Here are some things to consider:

  1. What data does your business have already about hardware and software?
  2. Will the new solution be the authoritative data set, or still rely on other data sources?
  3. How well does the solution fit into your organisation?
  4. What are the Infrastructure and Operating System requirements?
  5. Do software components need installing individual assets?
  6. Does the solution need any customisation to fit your environment?
  7. How much bespoke software development do you need for your requirements?
  8. Are any 3rd party software components and licences required?
  9. Which database system is required to store the data?
  10. Who will maintain and support the solution?
  11. How intuitive is the solution, and how much training is required?
  12. Does the solution manage software deployment and removal?
  13. Does the solution have workflow capability for software requests and line manager approval?
  14. Does the solution have a database of known software for identification and cataloguing?
  15. How does the solution manage software licences?
  16. Can the solution be easily integrated with licence purchasing records?
  17. Can the solution automatically detect software installations, and how does this work?
  18. How are software removals detected?
  19. How are new assets discovered?
  20. How is an accurate register of assets maintained?
  21. What types of assets does the solution manage?
  22. What reporting capability does the solution have out of the box?
  23. Does the solution allow direct access to data for bespoke reporting?
  24. Does the solution identify where installed software is out of date?

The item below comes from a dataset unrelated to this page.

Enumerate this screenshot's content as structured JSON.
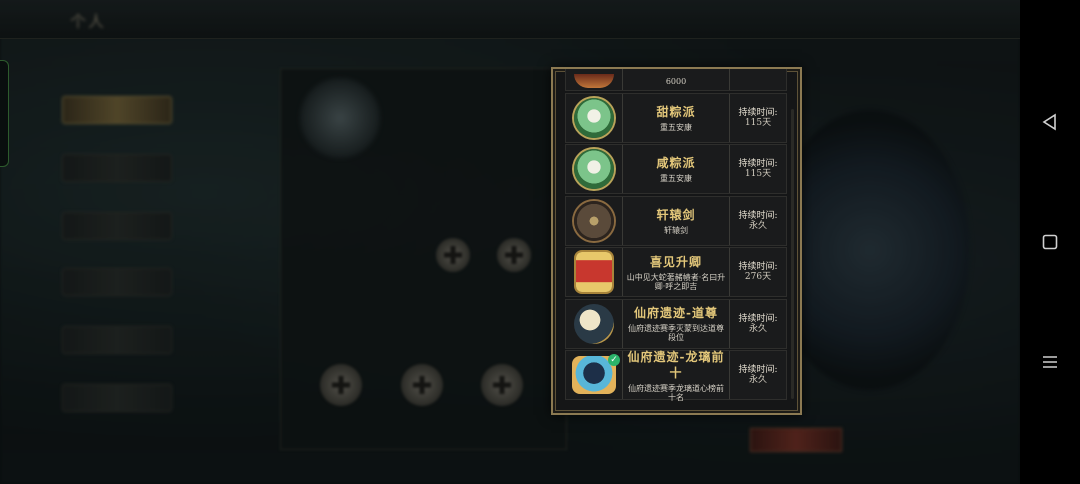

  25. Does the solution have any patch management capability?
  26. How is the data in the system maintained?
  27. What happens when new assets are purchased?
  28. What happens if assets go missing?
  29. How are missing assets detected?
  30. What is the process for decommissioning assets?
  31. How does the system handle assets being renamed?
  32. How does the solution deal with virtual machines and their hosted environments?
  33. How will software on virtual machines be managed?
  34. How does the solution distinguish between hardware and virtual hardware?
  35. Can the solution identify unauthorised executable files on assets?
  36. What documentation does the vendor provide with the solution?
  37. What does the solution consider to be a software installation?
  38. Does the solution have software recognition data to identify individual files?
  39. Does the solution have data about software and licence requirements?
  40. How are software licences reconciled with discovered software?
  41. Does the solution monitor software usage?
  42. Can the solution manage different types of software licences?
  43. How are hardware assets uniquely identified?
  44. Can the solution track the physical location of assets?
  45. Does the solution capture hardware data through WMI?

SAM and HAM are the top two controls in the Centre for Internet Security (CIS) top 20. Although they are two separate topics, in my experience over the years building bespoke systems, both HAM and SAM are so intertwined that it makes sense to deal with them together, and where appropriate expanding into other areas of security and service delivery.